App and web page records:
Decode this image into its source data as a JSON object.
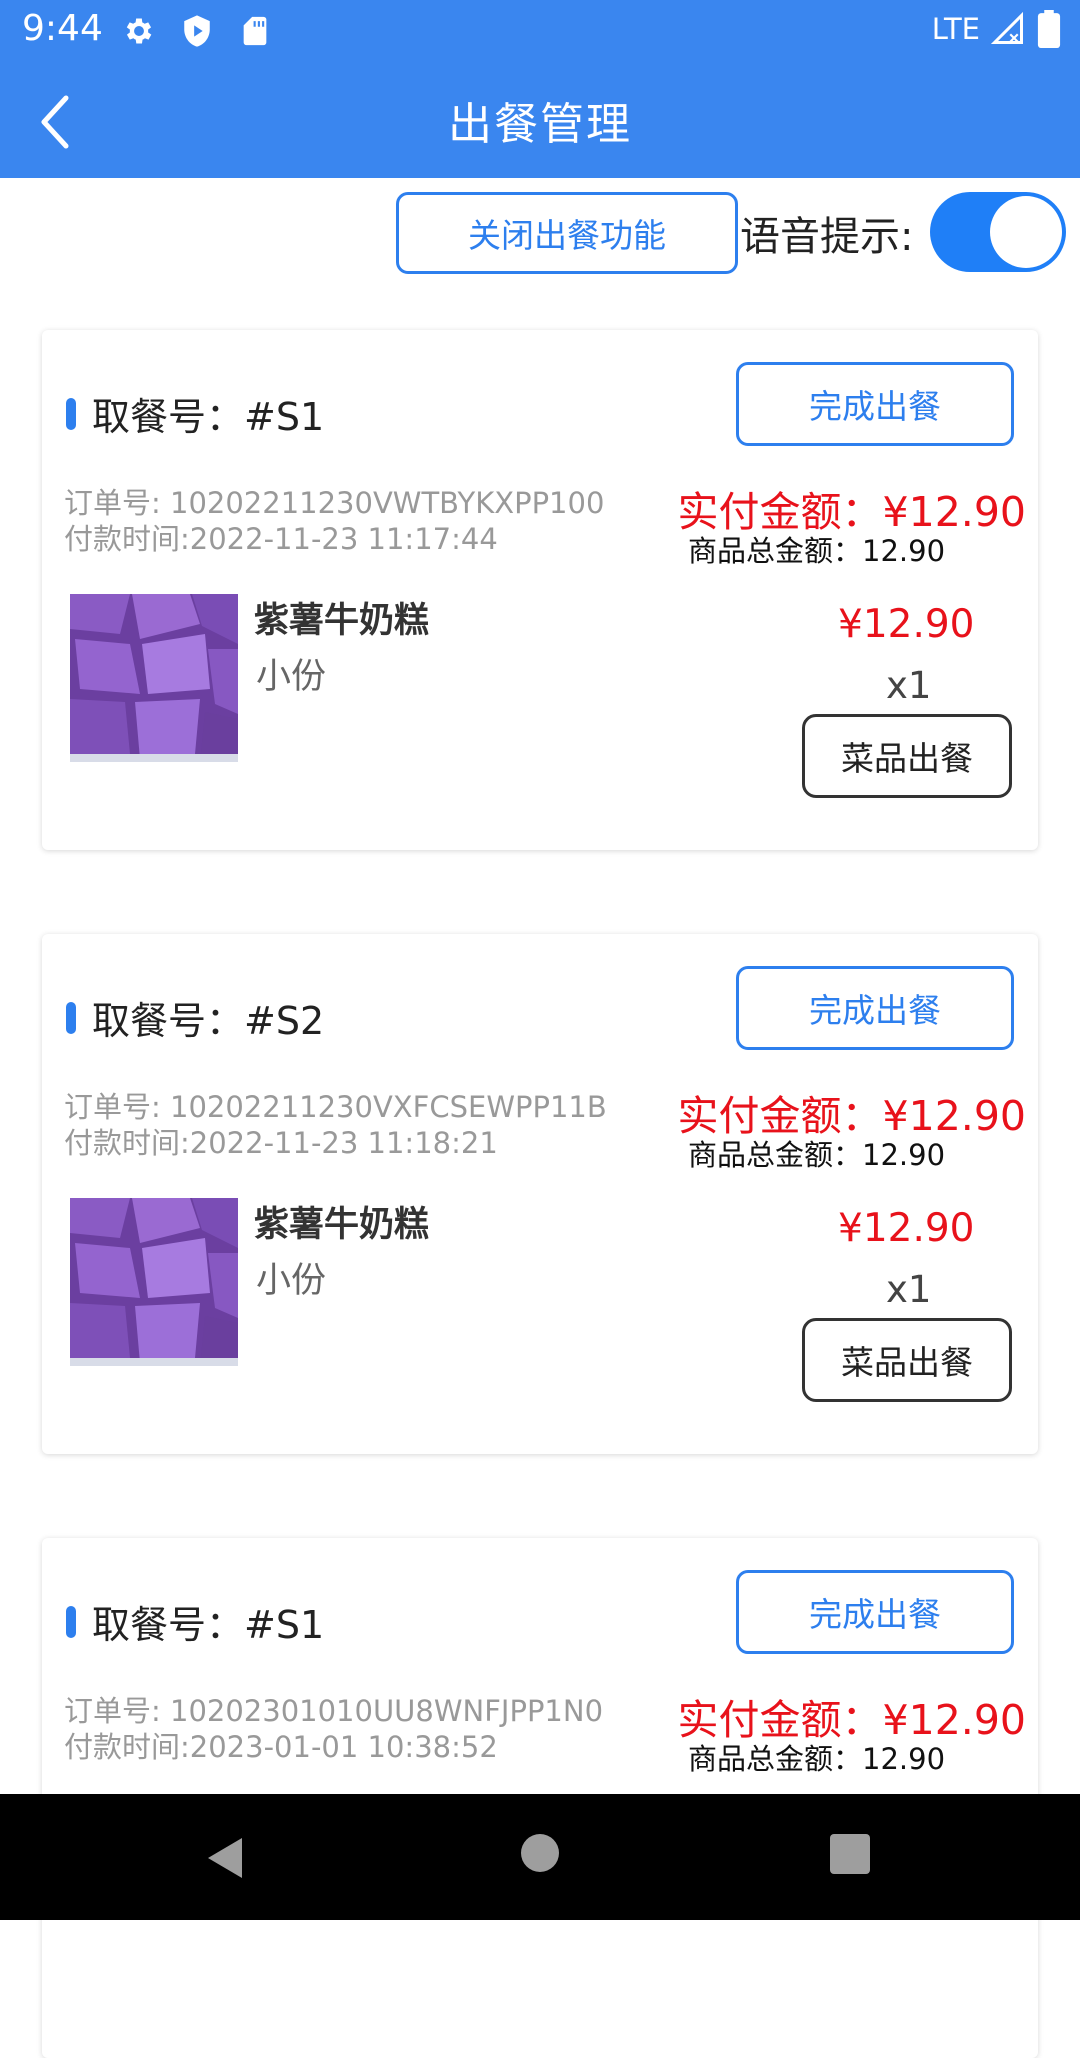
{
  "status_bar": {
    "time": "9:44",
    "network": "LTE",
    "icons": [
      "gear-icon",
      "shield-play-icon",
      "sd-card-icon",
      "signal-icon",
      "battery-icon"
    ]
  },
  "app_bar": {
    "title": "出餐管理",
    "back_icon": "back-arrow-icon"
  },
  "controls": {
    "close_button": "关闭出餐功能",
    "voice_label": "语音提示:",
    "voice_enabled": true
  },
  "orders": [
    {
      "pickup": "取餐号：#S1",
      "finish_button": "完成出餐",
      "order_no": "订单号: 10202211230VWTBYKXPP100",
      "pay_time": "付款时间:2022-11-23 11:17:44",
      "paid": "实付金额：¥12.90",
      "subtotal": "商品总金额：12.90",
      "item": {
        "name": "紫薯牛奶糕",
        "spec": "小份",
        "price": "¥12.90",
        "qty": "x1",
        "serve_button": "菜品出餐"
      }
    },
    {
      "pickup": "取餐号：#S2",
      "finish_button": "完成出餐",
      "order_no": "订单号: 10202211230VXFCSEWPP11B",
      "pay_time": "付款时间:2022-11-23 11:18:21",
      "paid": "实付金额：¥12.90",
      "subtotal": "商品总金额：12.90",
      "item": {
        "name": "紫薯牛奶糕",
        "spec": "小份",
        "price": "¥12.90",
        "qty": "x1",
        "serve_button": "菜品出餐"
      }
    },
    {
      "pickup": "取餐号：#S1",
      "finish_button": "完成出餐",
      "order_no": "订单号: 10202301010UU8WNFJPP1N0",
      "pay_time": "付款时间:2023-01-01 10:38:52",
      "paid": "实付金额：¥12.90",
      "subtotal": "商品总金额：12.90"
    }
  ],
  "colors": {
    "primary": "#3a86ef",
    "accent_blue": "#2d7fee",
    "price_red": "#e8121b",
    "toggle_on": "#1f7ff7"
  }
}
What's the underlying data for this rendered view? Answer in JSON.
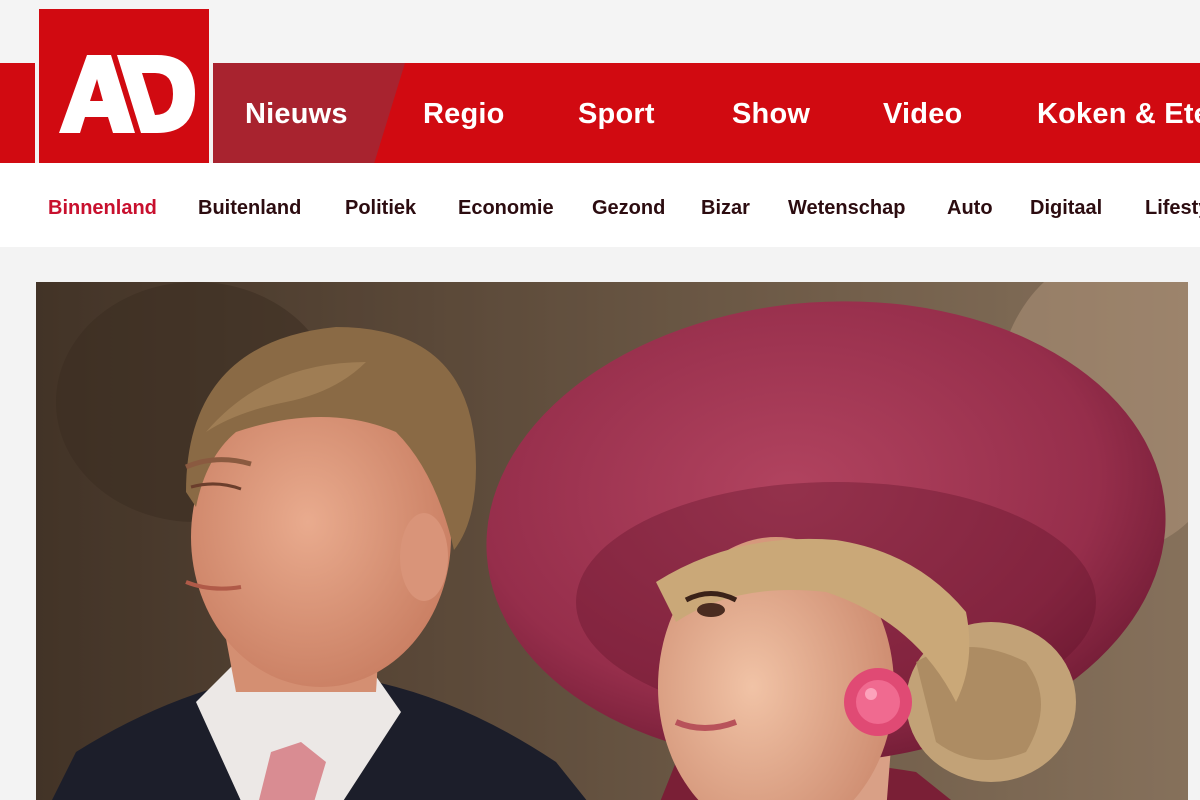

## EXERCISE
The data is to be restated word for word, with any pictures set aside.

## EXPECTED OUTPUT
Decode this image into its source data as a JSON object.
{
  "status_bar": {
    "time": "9:44",
    "network": "LTE",
    "icons": [
      "gear-icon",
      "shield-play-icon",
      "sd-card-icon",
      "signal-icon",
      "battery-icon"
    ]
  },
  "app_bar": {
    "title": "出餐管理",
    "back_icon": "back-arrow-icon"
  },
  "controls": {
    "close_button": "关闭出餐功能",
    "voice_label": "语音提示:",
    "voice_enabled": true
  },
  "orders": [
    {
      "pickup": "取餐号：#S1",
      "finish_button": "完成出餐",
      "order_no": "订单号: 10202211230VWTBYKXPP100",
      "pay_time": "付款时间:2022-11-23 11:17:44",
      "paid": "实付金额：¥12.90",
      "subtotal": "商品总金额：12.90",
      "item": {
        "name": "紫薯牛奶糕",
        "spec": "小份",
        "price": "¥12.90",
        "qty": "x1",
        "serve_button": "菜品出餐"
      }
    },
    {
      "pickup": "取餐号：#S2",
      "finish_button": "完成出餐",
      "order_no": "订单号: 10202211230VXFCSEWPP11B",
      "pay_time": "付款时间:2022-11-23 11:18:21",
      "paid": "实付金额：¥12.90",
      "subtotal": "商品总金额：12.90",
      "item": {
        "name": "紫薯牛奶糕",
        "spec": "小份",
        "price": "¥12.90",
        "qty": "x1",
        "serve_button": "菜品出餐"
      }
    },
    {
      "pickup": "取餐号：#S1",
      "finish_button": "完成出餐",
      "order_no": "订单号: 10202301010UU8WNFJPP1N0",
      "pay_time": "付款时间:2023-01-01 10:38:52",
      "paid": "实付金额：¥12.90",
      "subtotal": "商品总金额：12.90"
    }
  ],
  "colors": {
    "primary": "#3a86ef",
    "accent_blue": "#2d7fee",
    "price_red": "#e8121b",
    "toggle_on": "#1f7ff7"
  }
}
What's the underlying data for this rendered view? Answer in JSON.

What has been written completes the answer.